HoN has had a public map editor for a long time (and it’s the same tool that is used internally to create maps). However, this editor had been missing one major feature: undo and redo functionality. Much to the delight of the people who make use of the map editor (mostly people on HoN’s design team) I added this functionality to HoN’s map editor. To put the implementation very basically, this was accomplished by having each tool that can be used to edit the map generate a “tool change” after making a change. The editor keeps a list of these tool changes (and prunes that list when needed) and undoes/redoes changes by calling the undo/apply functions implemented by these changes; The large majority of these changes simply keep a buffer of whatever the data we changed use to be and then a buffer of what the new data is. On undo it copies the old data back and on apply it copies the new data.

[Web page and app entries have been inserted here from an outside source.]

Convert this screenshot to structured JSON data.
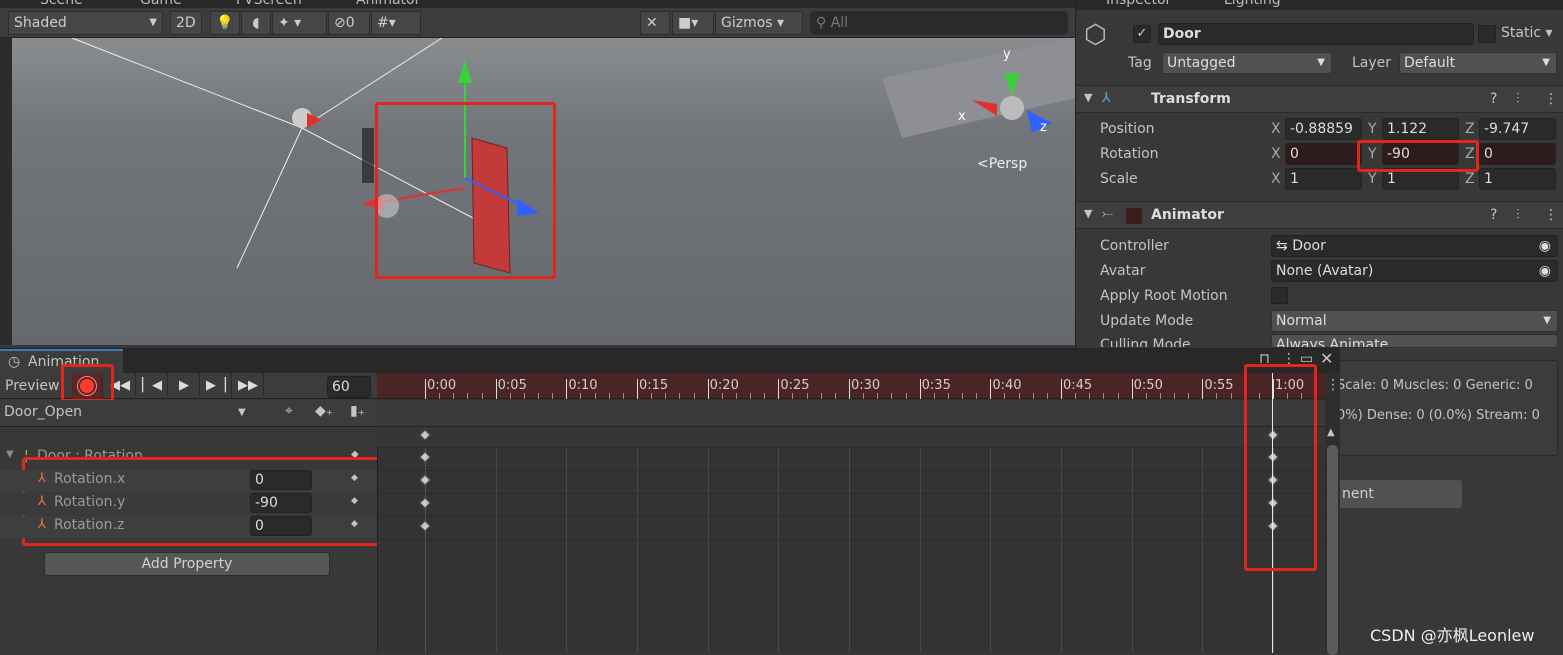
{
  "scene": {
    "tabs": [
      "Scene",
      "Game",
      "FVScreen",
      "Animator"
    ],
    "shading": "Shaded",
    "mode2d": "2D",
    "hidden_count": "0",
    "gizmos": "Gizmos",
    "search_placeholder": "All",
    "persp": "Persp",
    "axes": {
      "x": "x",
      "y": "y",
      "z": "z"
    }
  },
  "inspector": {
    "tabs": [
      "Inspector",
      "Lighting"
    ],
    "name": "Door",
    "active": true,
    "static_label": "Static",
    "tag_label": "Tag",
    "tag": "Untagged",
    "layer_label": "Layer",
    "layer": "Default",
    "transform": {
      "title": "Transform",
      "rows": [
        {
          "label": "Position",
          "x": "-0.88859",
          "y": "1.122",
          "z": "-9.747"
        },
        {
          "label": "Rotation",
          "x": "0",
          "y": "-90",
          "z": "0"
        },
        {
          "label": "Scale",
          "x": "1",
          "y": "1",
          "z": "1"
        }
      ]
    },
    "animator": {
      "title": "Animator",
      "controller_label": "Controller",
      "controller": "Door",
      "avatar_label": "Avatar",
      "avatar": "None (Avatar)",
      "root_motion_label": "Apply Root Motion",
      "update_label": "Update Mode",
      "update": "Normal",
      "culling_label": "Culling Mode",
      "culling": "Always Animate",
      "info1": "Scale: 0 Muscles: 0 Generic: 0",
      "info2": "0%) Dense: 0 (0.0%) Stream: 0",
      "add_component": "nent"
    }
  },
  "animation": {
    "tab": "Animation",
    "preview": "Preview",
    "frame": "60",
    "clip": "Door_Open",
    "group": "Door : Rotation",
    "properties": [
      {
        "name": "Rotation.x",
        "value": "0"
      },
      {
        "name": "Rotation.y",
        "value": "-90"
      },
      {
        "name": "Rotation.z",
        "value": "0"
      }
    ],
    "add_property": "Add Property",
    "ticks": [
      "0:00",
      "0:05",
      "0:10",
      "0:15",
      "0:20",
      "0:25",
      "0:30",
      "0:35",
      "0:40",
      "0:45",
      "0:50",
      "0:55",
      "1:00"
    ],
    "keyframe_times": [
      0,
      60
    ]
  },
  "watermark": "CSDN @亦枫Leonlew",
  "colors": {
    "record": "#ff3b30",
    "highlight": "#e0261e",
    "ruler": "#4b2525"
  }
}
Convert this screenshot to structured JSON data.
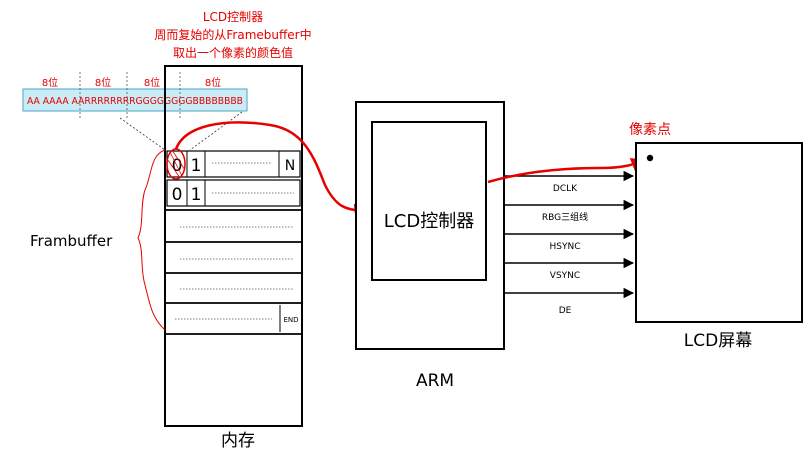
{
  "annotation": {
    "line1": "LCD控制器",
    "line2": "周而复始的从Framebuffer中",
    "line3": "取出一个像素的颜色值"
  },
  "bit_widths": [
    "8位",
    "8位",
    "8位",
    "8位"
  ],
  "pixel_format": "AA AAAA AARRRRRRRRGGGGGGGGBBBBBBBB",
  "memory": {
    "row1": {
      "cell0": "0",
      "cell1": "1",
      "last": "N"
    },
    "row2": {
      "cell0": "0",
      "cell1": "1"
    },
    "end_marker": "END",
    "label": "内存"
  },
  "framebuffer_label": "Frambuffer",
  "arm": {
    "label": "ARM",
    "controller_label": "LCD控制器"
  },
  "signals": [
    "DCLK",
    "RBG三组线",
    "HSYNC",
    "VSYNC",
    "DE"
  ],
  "screen": {
    "label": "LCD屏幕",
    "pixel_label": "像素点"
  },
  "colors": {
    "accent_red": "#e60000",
    "pixel_bar_fill": "#c9ecf7",
    "pixel_bar_stroke": "#4aa6c8",
    "line": "#000000"
  }
}
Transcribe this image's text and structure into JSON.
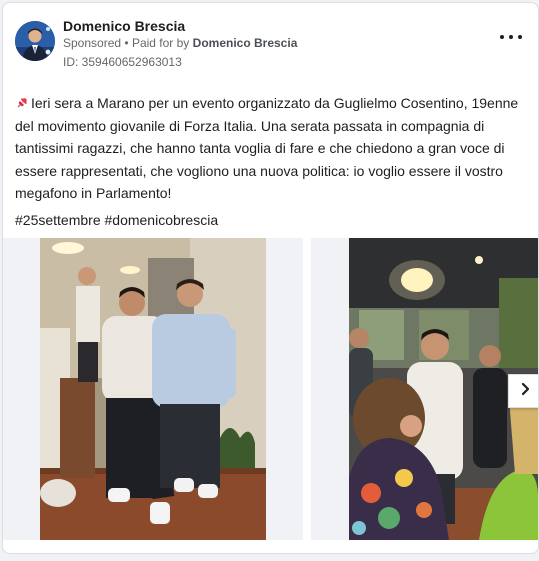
{
  "post": {
    "page_name": "Domenico Brescia",
    "sponsored_label": "Sponsored",
    "separator": "•",
    "paid_for_prefix": "Paid for by",
    "paid_for_by": "Domenico Brescia",
    "ad_id": "ID: 359460652963013",
    "body_text": "Ieri sera a Marano per un evento organizzato da Guglielmo Cosentino, 19enne del movimento giovanile di Forza Italia. Una serata passata in compagnia di tantissimi ragazzi, che hanno tanta voglia di fare e che chiedono a gran voce di essere rappresentati, che vogliono una nuova politica: io voglio essere il vostro megafono in Parlamento!",
    "hashtags": "#25settembre #domenicobrescia"
  },
  "icons": {
    "pin": "pushpin-icon",
    "more": "more-options-icon",
    "next": "chevron-right-icon"
  },
  "colors": {
    "text_primary": "#1c1e21",
    "text_secondary": "#65676b",
    "background": "#f0f2f5",
    "card": "#ffffff"
  }
}
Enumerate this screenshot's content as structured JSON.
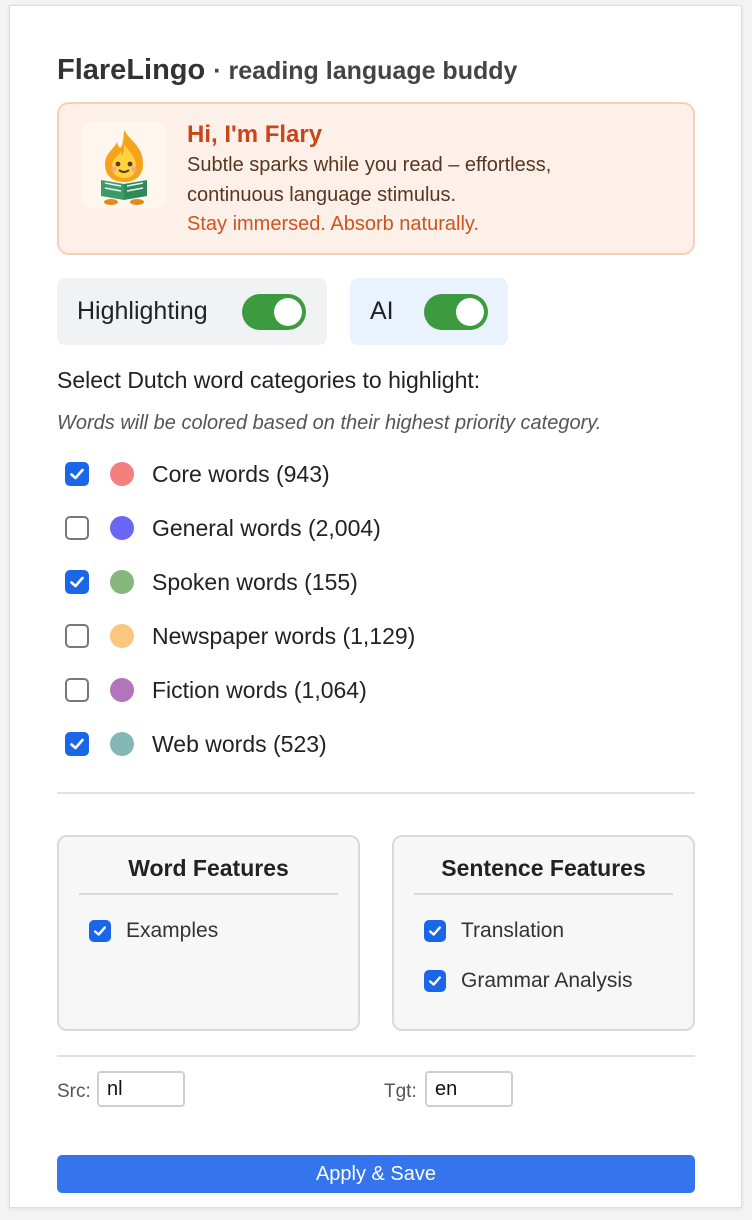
{
  "header": {
    "brand": "FlareLingo",
    "tagline": "· reading language buddy"
  },
  "welcome": {
    "mascot_icon": "flame-reading-mascot-icon",
    "title": "Hi, I'm Flary",
    "description_line1": "Subtle sparks while you read – effortless,",
    "description_line2": "continuous language stimulus.",
    "motto": "Stay immersed. Absorb naturally."
  },
  "toggles": {
    "highlighting": {
      "label": "Highlighting",
      "on": true
    },
    "ai": {
      "label": "AI",
      "on": true
    },
    "on_color": "#3c9b3f"
  },
  "categories": {
    "heading": "Select Dutch word categories to highlight:",
    "note": "Words will be colored based on their highest priority category.",
    "items": [
      {
        "label": "Core words (943)",
        "checked": true,
        "color": "#f57f7f"
      },
      {
        "label": "General words (2,004)",
        "checked": false,
        "color": "#6b66f5"
      },
      {
        "label": "Spoken words (155)",
        "checked": true,
        "color": "#86b87d"
      },
      {
        "label": "Newspaper words (1,129)",
        "checked": false,
        "color": "#fbc77f"
      },
      {
        "label": "Fiction words (1,064)",
        "checked": false,
        "color": "#b275bb"
      },
      {
        "label": "Web words (523)",
        "checked": true,
        "color": "#84b6b4"
      }
    ]
  },
  "word_features": {
    "title": "Word Features",
    "items": [
      {
        "label": "Examples",
        "checked": true
      }
    ]
  },
  "sentence_features": {
    "title": "Sentence Features",
    "items": [
      {
        "label": "Translation",
        "checked": true
      },
      {
        "label": "Grammar Analysis",
        "checked": true
      }
    ]
  },
  "languages": {
    "src_label": "Src:",
    "src_value": "nl",
    "tgt_label": "Tgt:",
    "tgt_value": "en"
  },
  "apply_button": "Apply & Save",
  "colors": {
    "accent": "#1a66e8",
    "button": "#3474ec",
    "welcome_title": "#c8461a"
  }
}
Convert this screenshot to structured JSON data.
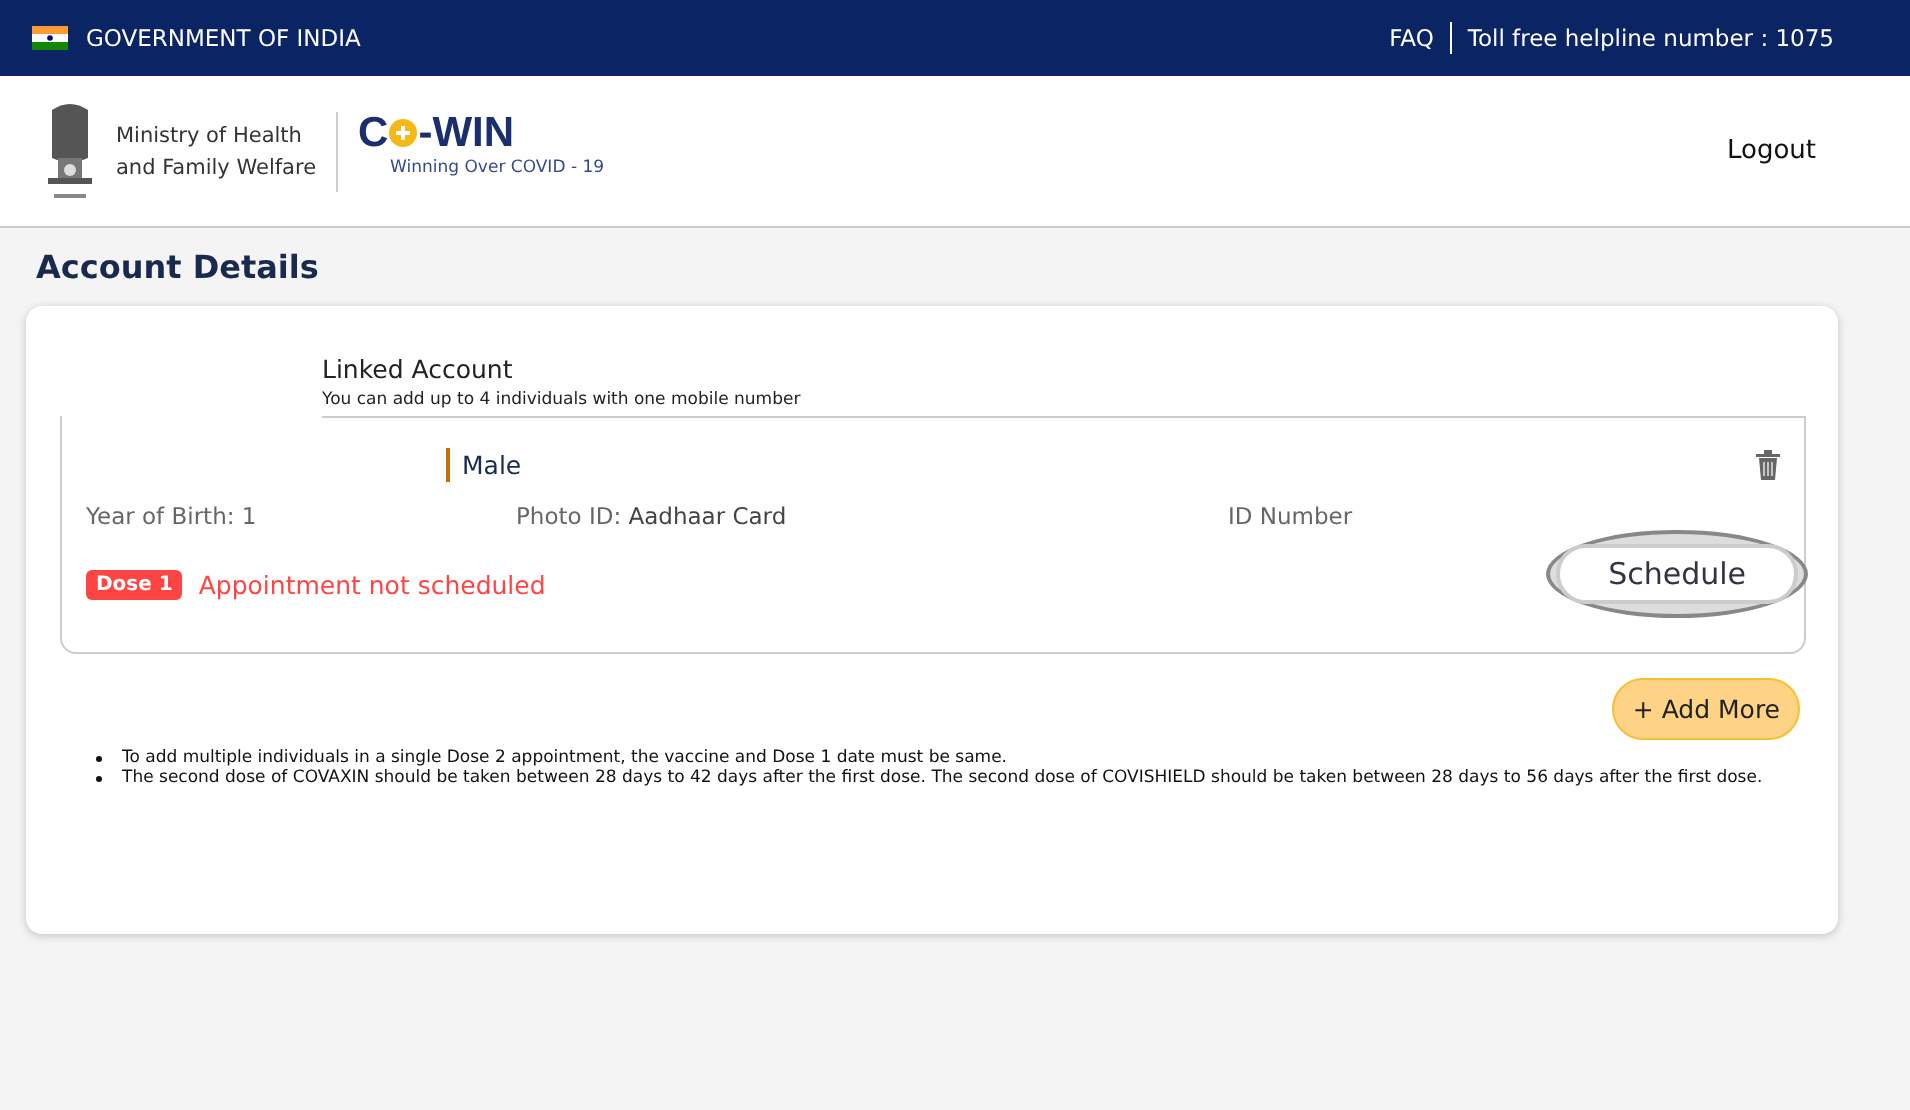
{
  "top_bar": {
    "title": "GOVERNMENT OF INDIA",
    "links": [
      "FAQ",
      "Toll free helpline number : 1075"
    ]
  },
  "header": {
    "ministry_lines": [
      "Ministry of Health",
      "and Family Welfare"
    ],
    "logo_text": "C",
    "logo_text_2": "-WIN",
    "tagline": "Winning Over COVID - 19",
    "logout": "Logout"
  },
  "page_title": "Account Details",
  "linked": {
    "title": "Linked Account",
    "subtitle": "You can add up to 4 individuals with one mobile number"
  },
  "members": [
    {
      "gender": "Male",
      "year_of_birth": "Year of Birth:  1",
      "photo_id_label": "Photo ID:",
      "photo_id": "Aadhaar Card",
      "id_number": "ID Number",
      "dose_badge": "Dose 1",
      "status": "Appointment not scheduled",
      "action": "Schedule"
    }
  ],
  "add_more": "+ Add More",
  "notes": [
    {
      "text": "To add multiple individuals in a single Dose 2 appointment, the vaccine and Dose 1 date must be same."
    },
    {
      "text": "The second dose of COVAXIN should be taken between 28 days to 42 days after the first dose. The second dose of COVISHIELD should be taken between 28 days to 56 days after the first dose."
    }
  ]
}
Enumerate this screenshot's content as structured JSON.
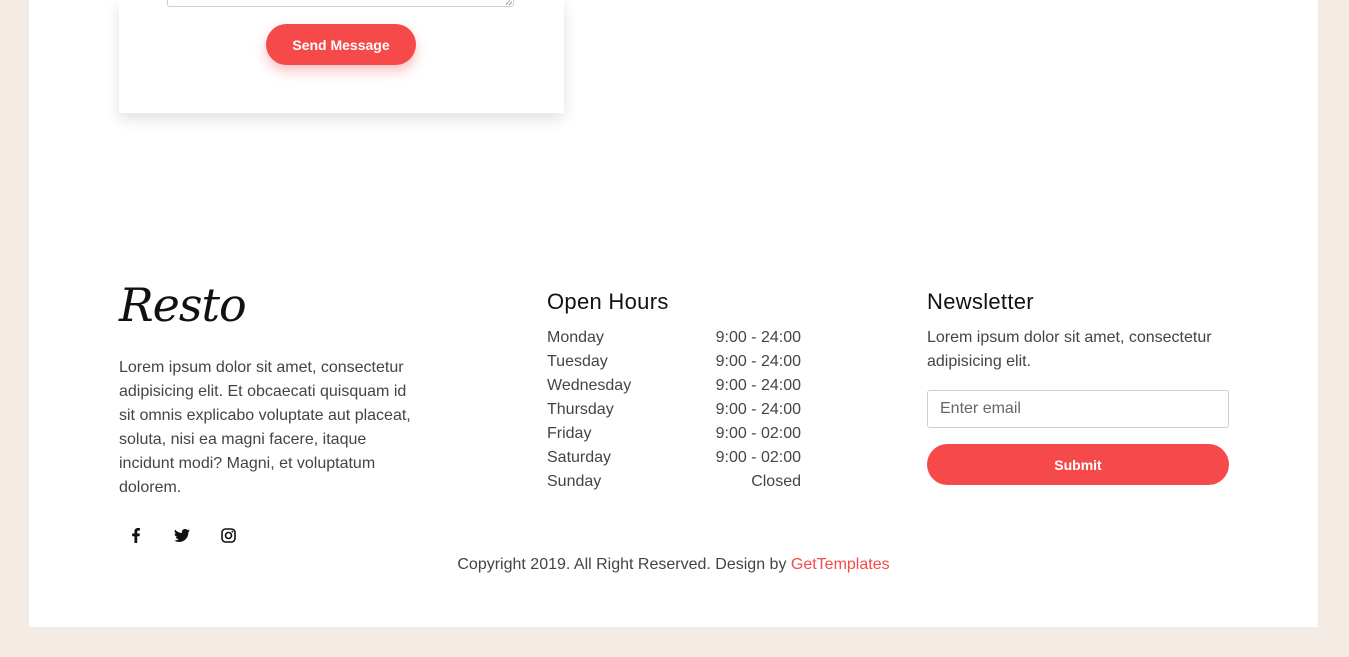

Along with adding undo/redo functionality to the map editor I fixed various bugs and added a couple of quality of life improvements to the map editor. To help visualize the sounds on each map I added visual fall-off indicators for our sound effects. I fixed a bug that was preventing sounds on the map from actually playing in the editor. I also fixed a couple of nasty memory corruption bugs with the water tool. There were a handful of memory leaks in a couple of different tools. The foliage tool was unable to be used past certain points on maps because they were incorrectly bounds checking themselves. The water tool could not actually display changes to the water without reloading the map. There were multiple crashes caused by loading new maps because some tools kept their selections from the previous map. And much, much more; The editor still has its share of issues and occasional crashes, but its functionality and stability have been massively improved.

Render Target Textures

Render target textures are one of the latest features for HoN that I worked on. HoN has a resource management system that tracks loaded textures and is used when rendering to look-up and access textures. The goal with this functionality was to create a system that would allow us to render to a texture (for example, rendering a dynamic string of text) and then later using that texture somewhere in the normal 3D scene; This was a bit tricky to accomplish as while we do render to targets other than the back buffer from time to time, this behavior has always existed down in HoN’s graphics libraries (where-as this needs to exist at a higher level than that). Implementing this required adding a new extended type of texture that could be passed down into the graphics libraries and set as render targets; Also, because it was created by extending the original texture functionality, the rest of the engine could use this textures like a normal texture and render it as needed. Along with creating the new type of texture I had to extend our video API to allow creating render targets, setting them as the active render target, restoring the old render target, etc. Finally, after extending our video API to include these functions, they had to be actually implemented for both the DirectX and OpenGL graphics libraries.